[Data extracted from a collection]

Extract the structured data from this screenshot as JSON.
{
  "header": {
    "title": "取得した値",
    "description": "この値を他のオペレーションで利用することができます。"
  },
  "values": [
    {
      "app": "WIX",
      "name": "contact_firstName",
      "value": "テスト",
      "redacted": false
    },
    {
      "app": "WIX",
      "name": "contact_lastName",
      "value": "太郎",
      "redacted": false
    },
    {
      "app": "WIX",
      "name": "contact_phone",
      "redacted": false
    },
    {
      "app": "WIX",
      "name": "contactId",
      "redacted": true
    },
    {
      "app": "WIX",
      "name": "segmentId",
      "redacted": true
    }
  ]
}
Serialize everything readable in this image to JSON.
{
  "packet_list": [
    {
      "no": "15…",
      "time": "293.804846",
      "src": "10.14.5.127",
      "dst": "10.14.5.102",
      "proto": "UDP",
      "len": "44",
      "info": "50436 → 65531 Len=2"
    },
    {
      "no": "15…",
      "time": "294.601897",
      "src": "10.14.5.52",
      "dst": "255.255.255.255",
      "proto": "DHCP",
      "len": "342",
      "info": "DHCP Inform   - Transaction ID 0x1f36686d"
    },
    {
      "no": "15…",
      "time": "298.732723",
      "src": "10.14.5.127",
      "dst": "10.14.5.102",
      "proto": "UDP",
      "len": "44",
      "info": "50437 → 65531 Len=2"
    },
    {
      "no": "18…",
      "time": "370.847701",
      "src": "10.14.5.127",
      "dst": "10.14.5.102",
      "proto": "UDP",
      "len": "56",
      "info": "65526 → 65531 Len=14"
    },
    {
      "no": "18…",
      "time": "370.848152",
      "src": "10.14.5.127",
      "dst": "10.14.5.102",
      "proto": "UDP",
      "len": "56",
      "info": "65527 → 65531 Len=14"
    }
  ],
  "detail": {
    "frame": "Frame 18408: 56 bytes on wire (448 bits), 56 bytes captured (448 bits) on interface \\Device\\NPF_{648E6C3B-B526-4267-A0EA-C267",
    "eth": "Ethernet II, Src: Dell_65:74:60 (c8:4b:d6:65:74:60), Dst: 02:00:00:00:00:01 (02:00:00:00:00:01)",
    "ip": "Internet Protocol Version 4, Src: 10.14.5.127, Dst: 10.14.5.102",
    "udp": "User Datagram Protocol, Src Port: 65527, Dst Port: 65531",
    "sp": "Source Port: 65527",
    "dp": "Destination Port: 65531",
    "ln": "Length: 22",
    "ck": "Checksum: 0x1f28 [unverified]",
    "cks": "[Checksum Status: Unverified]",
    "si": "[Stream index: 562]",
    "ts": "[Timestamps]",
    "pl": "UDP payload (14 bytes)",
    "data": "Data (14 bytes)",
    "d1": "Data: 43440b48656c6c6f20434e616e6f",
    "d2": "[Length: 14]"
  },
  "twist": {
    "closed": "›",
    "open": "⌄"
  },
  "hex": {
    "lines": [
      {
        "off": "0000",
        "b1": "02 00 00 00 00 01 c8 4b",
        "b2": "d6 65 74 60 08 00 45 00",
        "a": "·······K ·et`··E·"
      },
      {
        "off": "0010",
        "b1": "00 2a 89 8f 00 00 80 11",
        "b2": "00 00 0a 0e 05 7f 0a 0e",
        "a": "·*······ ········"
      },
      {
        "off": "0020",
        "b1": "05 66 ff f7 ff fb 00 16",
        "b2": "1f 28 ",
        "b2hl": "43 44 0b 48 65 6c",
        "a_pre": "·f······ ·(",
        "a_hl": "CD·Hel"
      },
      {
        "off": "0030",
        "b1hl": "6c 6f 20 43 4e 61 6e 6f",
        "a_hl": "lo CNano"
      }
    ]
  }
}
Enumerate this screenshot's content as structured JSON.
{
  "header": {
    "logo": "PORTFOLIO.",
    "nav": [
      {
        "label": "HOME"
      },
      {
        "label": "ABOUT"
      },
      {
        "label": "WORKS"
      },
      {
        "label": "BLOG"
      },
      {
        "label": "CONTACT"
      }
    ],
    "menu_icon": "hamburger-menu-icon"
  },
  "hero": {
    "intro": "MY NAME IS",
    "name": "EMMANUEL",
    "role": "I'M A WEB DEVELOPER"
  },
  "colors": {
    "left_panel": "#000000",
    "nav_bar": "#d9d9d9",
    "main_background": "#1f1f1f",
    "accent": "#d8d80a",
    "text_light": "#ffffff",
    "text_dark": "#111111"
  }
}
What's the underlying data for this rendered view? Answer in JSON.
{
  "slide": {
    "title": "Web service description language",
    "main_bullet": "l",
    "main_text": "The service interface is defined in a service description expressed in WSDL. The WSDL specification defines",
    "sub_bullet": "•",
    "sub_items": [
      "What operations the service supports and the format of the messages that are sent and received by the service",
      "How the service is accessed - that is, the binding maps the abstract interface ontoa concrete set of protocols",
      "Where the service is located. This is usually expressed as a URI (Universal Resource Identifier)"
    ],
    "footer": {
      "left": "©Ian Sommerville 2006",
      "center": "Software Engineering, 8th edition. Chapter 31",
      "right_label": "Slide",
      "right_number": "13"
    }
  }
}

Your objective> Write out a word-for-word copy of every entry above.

The completed task>
Extract the structured data from this screenshot as JSON.
{
  "header": {
    "title": "取得した値",
    "description": "この値を他のオペレーションで利用することができます。"
  },
  "values": [
    {
      "app": "WIX",
      "name": "contact_firstName",
      "value": "テスト",
      "redacted": false
    },
    {
      "app": "WIX",
      "name": "contact_lastName",
      "value": "太郎",
      "redacted": false
    },
    {
      "app": "WIX",
      "name": "contact_phone",
      "redacted": false
    },
    {
      "app": "WIX",
      "name": "contactId",
      "redacted": true
    },
    {
      "app": "WIX",
      "name": "segmentId",
      "redacted": true
    }
  ]
}
Serialize everything readable in this image to JSON.
{
  "packet_list": [
    {
      "no": "15…",
      "time": "293.804846",
      "src": "10.14.5.127",
      "dst": "10.14.5.102",
      "proto": "UDP",
      "len": "44",
      "info": "50436 → 65531 Len=2"
    },
    {
      "no": "15…",
      "time": "294.601897",
      "src": "10.14.5.52",
      "dst": "255.255.255.255",
      "proto": "DHCP",
      "len": "342",
      "info": "DHCP Inform   - Transaction ID 0x1f36686d"
    },
    {
      "no": "15…",
      "time": "298.732723",
      "src": "10.14.5.127",
      "dst": "10.14.5.102",
      "proto": "UDP",
      "len": "44",
      "info": "50437 → 65531 Len=2"
    },
    {
      "no": "18…",
      "time": "370.847701",
      "src": "10.14.5.127",
      "dst": "10.14.5.102",
      "proto": "UDP",
      "len": "56",
      "info": "65526 → 65531 Len=14"
    },
    {
      "no": "18…",
      "time": "370.848152",
      "src": "10.14.5.127",
      "dst": "10.14.5.102",
      "proto": "UDP",
      "len": "56",
      "info": "65527 → 65531 Len=14"
    }
  ],
  "detail": {
    "frame": "Frame 18408: 56 bytes on wire (448 bits), 56 bytes captured (448 bits) on interface \\Device\\NPF_{648E6C3B-B526-4267-A0EA-C267",
    "eth": "Ethernet II, Src: Dell_65:74:60 (c8:4b:d6:65:74:60), Dst: 02:00:00:00:00:01 (02:00:00:00:00:01)",
    "ip": "Internet Protocol Version 4, Src: 10.14.5.127, Dst: 10.14.5.102",
    "udp": "User Datagram Protocol, Src Port: 65527, Dst Port: 65531",
    "sp": "Source Port: 65527",
    "dp": "Destination Port: 65531",
    "ln": "Length: 22",
    "ck": "Checksum: 0x1f28 [unverified]",
    "cks": "[Checksum Status: Unverified]",
    "si": "[Stream index: 562]",
    "ts": "[Timestamps]",
    "pl": "UDP payload (14 bytes)",
    "data": "Data (14 bytes)",
    "d1": "Data: 43440b48656c6c6f20434e616e6f",
    "d2": "[Length: 14]"
  },
  "twist": {
    "closed": "›",
    "open": "⌄"
  },
  "hex": {
    "lines": [
      {
        "off": "0000",
        "b1": "02 00 00 00 00 01 c8 4b",
        "b2": "d6 65 74 60 08 00 45 00",
        "a": "·······K ·et`··E·"
      },
      {
        "off": "0010",
        "b1": "00 2a 89 8f 00 00 80 11",
        "b2": "00 00 0a 0e 05 7f 0a 0e",
        "a": "·*······ ········"
      },
      {
        "off": "0020",
        "b1": "05 66 ff f7 ff fb 00 16",
        "b2": "1f 28 ",
        "b2hl": "43 44 0b 48 65 6c",
        "a_pre": "·f······ ·(",
        "a_hl": "CD·Hel"
      },
      {
        "off": "0030",
        "b1hl": "6c 6f 20 43 4e 61 6e 6f",
        "a_hl": "lo CNano"
      }
    ]
  }
}
Enumerate this screenshot's content as structured JSON.
{
  "header": {
    "logo": "PORTFOLIO.",
    "nav": [
      {
        "label": "HOME"
      },
      {
        "label": "ABOUT"
      },
      {
        "label": "WORKS"
      },
      {
        "label": "BLOG"
      },
      {
        "label": "CONTACT"
      }
    ],
    "menu_icon": "hamburger-menu-icon"
  },
  "hero": {
    "intro": "MY NAME IS",
    "name": "EMMANUEL",
    "role": "I'M A WEB DEVELOPER"
  },
  "colors": {
    "left_panel": "#000000",
    "nav_bar": "#d9d9d9",
    "main_background": "#1f1f1f",
    "accent": "#d8d80a",
    "text_light": "#ffffff",
    "text_dark": "#111111"
  }
}
What's the underlying data for this rendered view? Answer in JSON.
{
  "slide": {
    "title": "Web service description language",
    "main_bullet": "l",
    "main_text": "The service interface is defined in a service description expressed in WSDL. The WSDL specification defines",
    "sub_bullet": "•",
    "sub_items": [
      "What operations the service supports and the format of the messages that are sent and received by the service",
      "How the service is accessed - that is, the binding maps the abstract interface ontoa concrete set of protocols",
      "Where the service is located. This is usually expressed as a URI (Universal Resource Identifier)"
    ],
    "footer": {
      "left": "©Ian Sommerville 2006",
      "center": "Software Engineering, 8th edition. Chapter 31",
      "right_label": "Slide",
      "right_number": "13"
    }
  }
}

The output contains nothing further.